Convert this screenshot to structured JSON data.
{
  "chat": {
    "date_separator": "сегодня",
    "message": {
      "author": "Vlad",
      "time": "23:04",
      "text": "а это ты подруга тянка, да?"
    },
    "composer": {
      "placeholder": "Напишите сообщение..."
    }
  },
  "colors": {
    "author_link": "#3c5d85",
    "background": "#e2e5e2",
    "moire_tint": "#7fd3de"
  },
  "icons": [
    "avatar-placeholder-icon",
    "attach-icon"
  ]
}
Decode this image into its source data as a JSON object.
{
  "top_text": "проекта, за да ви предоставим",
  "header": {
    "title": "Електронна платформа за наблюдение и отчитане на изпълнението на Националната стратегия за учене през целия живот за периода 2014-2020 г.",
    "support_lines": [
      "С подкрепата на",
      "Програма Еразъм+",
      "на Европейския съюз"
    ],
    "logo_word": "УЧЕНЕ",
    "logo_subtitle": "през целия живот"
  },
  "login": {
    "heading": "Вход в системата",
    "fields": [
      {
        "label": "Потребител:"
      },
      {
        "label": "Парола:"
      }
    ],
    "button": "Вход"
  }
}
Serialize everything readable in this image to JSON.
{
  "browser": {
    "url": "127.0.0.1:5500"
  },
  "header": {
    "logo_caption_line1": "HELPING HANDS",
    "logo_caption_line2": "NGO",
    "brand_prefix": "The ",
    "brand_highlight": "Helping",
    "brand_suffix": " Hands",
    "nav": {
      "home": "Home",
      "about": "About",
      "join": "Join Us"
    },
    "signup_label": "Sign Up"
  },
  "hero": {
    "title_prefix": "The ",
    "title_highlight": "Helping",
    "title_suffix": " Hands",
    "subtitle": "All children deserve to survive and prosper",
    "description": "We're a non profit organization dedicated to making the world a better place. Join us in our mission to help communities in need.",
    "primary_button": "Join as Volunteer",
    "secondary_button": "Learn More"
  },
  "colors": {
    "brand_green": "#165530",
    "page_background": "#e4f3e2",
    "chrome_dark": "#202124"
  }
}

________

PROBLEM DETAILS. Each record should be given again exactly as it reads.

COMPLETED EXERCISE.
Convert this screenshot to structured JSON data.
{
  "chat": {
    "date_separator": "сегодня",
    "message": {
      "author": "Vlad",
      "time": "23:04",
      "text": "а это ты подруга тянка, да?"
    },
    "composer": {
      "placeholder": "Напишите сообщение..."
    }
  },
  "colors": {
    "author_link": "#3c5d85",
    "background": "#e2e5e2",
    "moire_tint": "#7fd3de"
  },
  "icons": [
    "avatar-placeholder-icon",
    "attach-icon"
  ]
}
Decode this image into its source data as a JSON object.
{
  "top_text": "проекта, за да ви предоставим",
  "header": {
    "title": "Електронна платформа за наблюдение и отчитане на изпълнението на Националната стратегия за учене през целия живот за периода 2014-2020 г.",
    "support_lines": [
      "С подкрепата на",
      "Програма Еразъм+",
      "на Европейския съюз"
    ],
    "logo_word": "УЧЕНЕ",
    "logo_subtitle": "през целия живот"
  },
  "login": {
    "heading": "Вход в системата",
    "fields": [
      {
        "label": "Потребител:"
      },
      {
        "label": "Парола:"
      }
    ],
    "button": "Вход"
  }
}
Serialize everything readable in this image to JSON.
{
  "browser": {
    "url": "127.0.0.1:5500"
  },
  "header": {
    "logo_caption_line1": "HELPING HANDS",
    "logo_caption_line2": "NGO",
    "brand_prefix": "The ",
    "brand_highlight": "Helping",
    "brand_suffix": " Hands",
    "nav": {
      "home": "Home",
      "about": "About",
      "join": "Join Us"
    },
    "signup_label": "Sign Up"
  },
  "hero": {
    "title_prefix": "The ",
    "title_highlight": "Helping",
    "title_suffix": " Hands",
    "subtitle": "All children deserve to survive and prosper",
    "description": "We're a non profit organization dedicated to making the world a better place. Join us in our mission to help communities in need.",
    "primary_button": "Join as Volunteer",
    "secondary_button": "Learn More"
  },
  "colors": {
    "brand_green": "#165530",
    "page_background": "#e4f3e2",
    "chrome_dark": "#202124"
  }
}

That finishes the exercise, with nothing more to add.